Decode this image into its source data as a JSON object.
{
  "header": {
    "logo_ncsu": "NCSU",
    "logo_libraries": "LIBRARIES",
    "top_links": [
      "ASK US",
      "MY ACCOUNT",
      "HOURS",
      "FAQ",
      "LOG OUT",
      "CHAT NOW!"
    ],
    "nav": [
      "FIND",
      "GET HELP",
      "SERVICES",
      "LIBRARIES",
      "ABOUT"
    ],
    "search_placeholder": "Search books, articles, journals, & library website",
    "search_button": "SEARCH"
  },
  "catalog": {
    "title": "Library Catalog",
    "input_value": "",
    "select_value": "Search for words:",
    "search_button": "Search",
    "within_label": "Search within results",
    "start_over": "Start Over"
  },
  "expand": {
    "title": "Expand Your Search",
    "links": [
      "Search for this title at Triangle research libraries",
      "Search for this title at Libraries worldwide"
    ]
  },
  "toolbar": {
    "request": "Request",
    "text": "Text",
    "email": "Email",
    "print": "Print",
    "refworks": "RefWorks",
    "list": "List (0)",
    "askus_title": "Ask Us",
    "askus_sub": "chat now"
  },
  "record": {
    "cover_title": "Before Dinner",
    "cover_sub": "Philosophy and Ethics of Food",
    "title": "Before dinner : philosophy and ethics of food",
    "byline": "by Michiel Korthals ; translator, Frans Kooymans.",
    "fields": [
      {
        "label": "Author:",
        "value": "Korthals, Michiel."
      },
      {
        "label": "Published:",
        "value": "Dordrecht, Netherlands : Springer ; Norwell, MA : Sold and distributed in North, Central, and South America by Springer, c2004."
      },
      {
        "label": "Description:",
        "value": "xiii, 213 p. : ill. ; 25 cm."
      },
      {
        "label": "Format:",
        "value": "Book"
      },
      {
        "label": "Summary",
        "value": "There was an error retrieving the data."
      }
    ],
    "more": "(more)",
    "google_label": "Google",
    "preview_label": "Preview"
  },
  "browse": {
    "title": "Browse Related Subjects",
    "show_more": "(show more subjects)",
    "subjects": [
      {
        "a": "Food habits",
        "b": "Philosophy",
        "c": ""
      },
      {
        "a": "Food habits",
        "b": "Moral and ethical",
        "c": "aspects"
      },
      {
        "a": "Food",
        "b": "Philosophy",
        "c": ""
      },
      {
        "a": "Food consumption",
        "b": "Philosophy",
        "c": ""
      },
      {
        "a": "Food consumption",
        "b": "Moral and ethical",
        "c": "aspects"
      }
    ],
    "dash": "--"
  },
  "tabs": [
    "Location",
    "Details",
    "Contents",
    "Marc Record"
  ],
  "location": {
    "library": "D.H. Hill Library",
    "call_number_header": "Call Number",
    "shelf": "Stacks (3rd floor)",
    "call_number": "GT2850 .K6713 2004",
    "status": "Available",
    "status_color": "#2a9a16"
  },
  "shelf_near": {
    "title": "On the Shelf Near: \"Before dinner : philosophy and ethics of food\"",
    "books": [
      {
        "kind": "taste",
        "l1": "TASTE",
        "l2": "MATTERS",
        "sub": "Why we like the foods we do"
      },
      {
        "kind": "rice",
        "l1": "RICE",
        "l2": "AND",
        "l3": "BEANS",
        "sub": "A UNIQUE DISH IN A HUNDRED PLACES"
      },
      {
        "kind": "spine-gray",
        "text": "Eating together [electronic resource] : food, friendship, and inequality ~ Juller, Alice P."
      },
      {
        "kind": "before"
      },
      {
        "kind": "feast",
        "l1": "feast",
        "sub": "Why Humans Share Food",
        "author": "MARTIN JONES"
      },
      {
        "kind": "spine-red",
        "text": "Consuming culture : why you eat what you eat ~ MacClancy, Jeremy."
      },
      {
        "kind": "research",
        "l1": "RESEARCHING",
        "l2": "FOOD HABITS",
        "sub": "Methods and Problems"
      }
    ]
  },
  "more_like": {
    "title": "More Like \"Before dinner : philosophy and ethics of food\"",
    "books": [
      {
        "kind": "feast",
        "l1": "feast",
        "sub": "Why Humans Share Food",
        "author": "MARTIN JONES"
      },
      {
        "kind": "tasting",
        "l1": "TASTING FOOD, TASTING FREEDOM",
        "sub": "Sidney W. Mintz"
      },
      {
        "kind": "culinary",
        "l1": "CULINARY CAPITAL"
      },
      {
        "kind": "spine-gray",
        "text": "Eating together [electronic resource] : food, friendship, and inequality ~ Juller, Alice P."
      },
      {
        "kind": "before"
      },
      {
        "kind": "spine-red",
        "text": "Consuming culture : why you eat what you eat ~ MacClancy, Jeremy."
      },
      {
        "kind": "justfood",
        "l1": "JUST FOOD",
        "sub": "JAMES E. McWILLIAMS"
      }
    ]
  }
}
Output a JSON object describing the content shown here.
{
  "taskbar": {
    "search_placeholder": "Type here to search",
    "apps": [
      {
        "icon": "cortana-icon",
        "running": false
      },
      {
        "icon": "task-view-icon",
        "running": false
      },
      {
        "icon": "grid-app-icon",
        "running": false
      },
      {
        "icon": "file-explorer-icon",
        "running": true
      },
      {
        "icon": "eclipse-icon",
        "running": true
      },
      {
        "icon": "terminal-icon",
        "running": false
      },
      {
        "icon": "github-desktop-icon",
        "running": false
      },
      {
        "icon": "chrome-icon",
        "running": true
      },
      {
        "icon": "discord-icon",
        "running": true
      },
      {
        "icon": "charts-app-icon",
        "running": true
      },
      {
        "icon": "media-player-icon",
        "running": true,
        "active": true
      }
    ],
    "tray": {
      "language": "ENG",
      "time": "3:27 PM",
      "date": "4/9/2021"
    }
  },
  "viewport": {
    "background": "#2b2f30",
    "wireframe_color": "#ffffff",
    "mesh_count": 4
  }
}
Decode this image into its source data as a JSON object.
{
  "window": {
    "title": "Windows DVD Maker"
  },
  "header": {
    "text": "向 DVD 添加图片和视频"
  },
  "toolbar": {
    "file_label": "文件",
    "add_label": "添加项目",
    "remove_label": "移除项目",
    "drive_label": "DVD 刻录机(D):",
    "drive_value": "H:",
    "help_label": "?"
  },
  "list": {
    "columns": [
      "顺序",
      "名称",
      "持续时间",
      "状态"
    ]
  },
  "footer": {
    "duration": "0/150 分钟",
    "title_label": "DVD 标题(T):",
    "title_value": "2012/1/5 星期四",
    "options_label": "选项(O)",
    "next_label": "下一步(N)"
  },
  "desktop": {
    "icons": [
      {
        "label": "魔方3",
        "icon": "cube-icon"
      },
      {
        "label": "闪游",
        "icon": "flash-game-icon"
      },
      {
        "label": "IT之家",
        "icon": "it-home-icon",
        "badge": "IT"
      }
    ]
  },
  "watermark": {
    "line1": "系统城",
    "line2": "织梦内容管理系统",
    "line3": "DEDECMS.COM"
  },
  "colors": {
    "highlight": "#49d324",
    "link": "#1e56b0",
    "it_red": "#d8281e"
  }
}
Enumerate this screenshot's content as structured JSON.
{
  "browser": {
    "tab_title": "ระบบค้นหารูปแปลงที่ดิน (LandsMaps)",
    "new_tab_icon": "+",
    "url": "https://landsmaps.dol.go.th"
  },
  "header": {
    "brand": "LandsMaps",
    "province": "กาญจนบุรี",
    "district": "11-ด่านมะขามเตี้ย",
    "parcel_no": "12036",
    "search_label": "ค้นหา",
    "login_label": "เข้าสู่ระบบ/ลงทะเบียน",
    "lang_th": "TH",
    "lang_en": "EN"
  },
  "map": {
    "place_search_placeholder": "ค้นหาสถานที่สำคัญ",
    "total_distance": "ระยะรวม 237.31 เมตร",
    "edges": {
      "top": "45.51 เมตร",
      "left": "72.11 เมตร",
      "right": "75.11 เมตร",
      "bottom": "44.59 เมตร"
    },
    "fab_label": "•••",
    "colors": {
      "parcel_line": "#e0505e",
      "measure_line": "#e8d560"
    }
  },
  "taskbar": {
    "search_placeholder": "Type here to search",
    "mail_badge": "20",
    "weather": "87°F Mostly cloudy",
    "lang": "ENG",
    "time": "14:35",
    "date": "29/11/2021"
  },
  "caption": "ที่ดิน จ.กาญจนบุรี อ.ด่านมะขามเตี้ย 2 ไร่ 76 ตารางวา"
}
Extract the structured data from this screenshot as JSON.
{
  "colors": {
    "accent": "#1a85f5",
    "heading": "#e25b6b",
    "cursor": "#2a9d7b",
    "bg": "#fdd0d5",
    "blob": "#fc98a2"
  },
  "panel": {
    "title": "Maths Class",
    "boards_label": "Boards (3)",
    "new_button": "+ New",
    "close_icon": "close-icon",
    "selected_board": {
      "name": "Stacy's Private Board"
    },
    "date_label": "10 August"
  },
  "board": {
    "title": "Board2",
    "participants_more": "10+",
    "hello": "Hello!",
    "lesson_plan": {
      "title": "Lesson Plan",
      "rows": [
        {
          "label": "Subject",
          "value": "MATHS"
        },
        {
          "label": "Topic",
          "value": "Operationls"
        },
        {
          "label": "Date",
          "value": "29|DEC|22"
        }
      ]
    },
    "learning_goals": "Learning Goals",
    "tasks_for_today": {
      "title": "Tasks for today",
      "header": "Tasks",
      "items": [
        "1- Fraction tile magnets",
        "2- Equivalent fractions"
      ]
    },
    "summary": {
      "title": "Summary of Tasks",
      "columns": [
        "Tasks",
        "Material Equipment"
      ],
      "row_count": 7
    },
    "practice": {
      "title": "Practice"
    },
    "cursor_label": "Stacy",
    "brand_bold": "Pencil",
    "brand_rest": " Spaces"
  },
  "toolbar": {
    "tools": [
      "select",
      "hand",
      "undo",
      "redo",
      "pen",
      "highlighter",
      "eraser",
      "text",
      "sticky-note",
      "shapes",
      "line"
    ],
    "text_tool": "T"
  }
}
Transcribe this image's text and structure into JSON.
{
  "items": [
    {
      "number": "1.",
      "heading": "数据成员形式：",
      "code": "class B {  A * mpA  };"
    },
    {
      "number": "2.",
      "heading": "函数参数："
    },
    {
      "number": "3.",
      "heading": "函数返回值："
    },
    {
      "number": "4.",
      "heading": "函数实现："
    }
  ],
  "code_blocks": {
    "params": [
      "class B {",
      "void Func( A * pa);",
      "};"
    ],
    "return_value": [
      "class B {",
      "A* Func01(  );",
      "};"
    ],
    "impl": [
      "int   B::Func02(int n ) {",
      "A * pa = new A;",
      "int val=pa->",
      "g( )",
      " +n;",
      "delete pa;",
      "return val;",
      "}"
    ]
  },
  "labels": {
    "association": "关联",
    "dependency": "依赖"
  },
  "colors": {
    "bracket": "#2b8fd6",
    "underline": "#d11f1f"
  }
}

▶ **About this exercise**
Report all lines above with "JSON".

▶ **Answer space**
Decode this image into its source data as a JSON object.
Output a JSON object describing the content shown here.
Decode this image into its source data as a JSON object.
Enumerate this screenshot's content as structured JSON.
Extract the structured data from this screenshot as JSON.
Transcribe this image's text and structure into JSON.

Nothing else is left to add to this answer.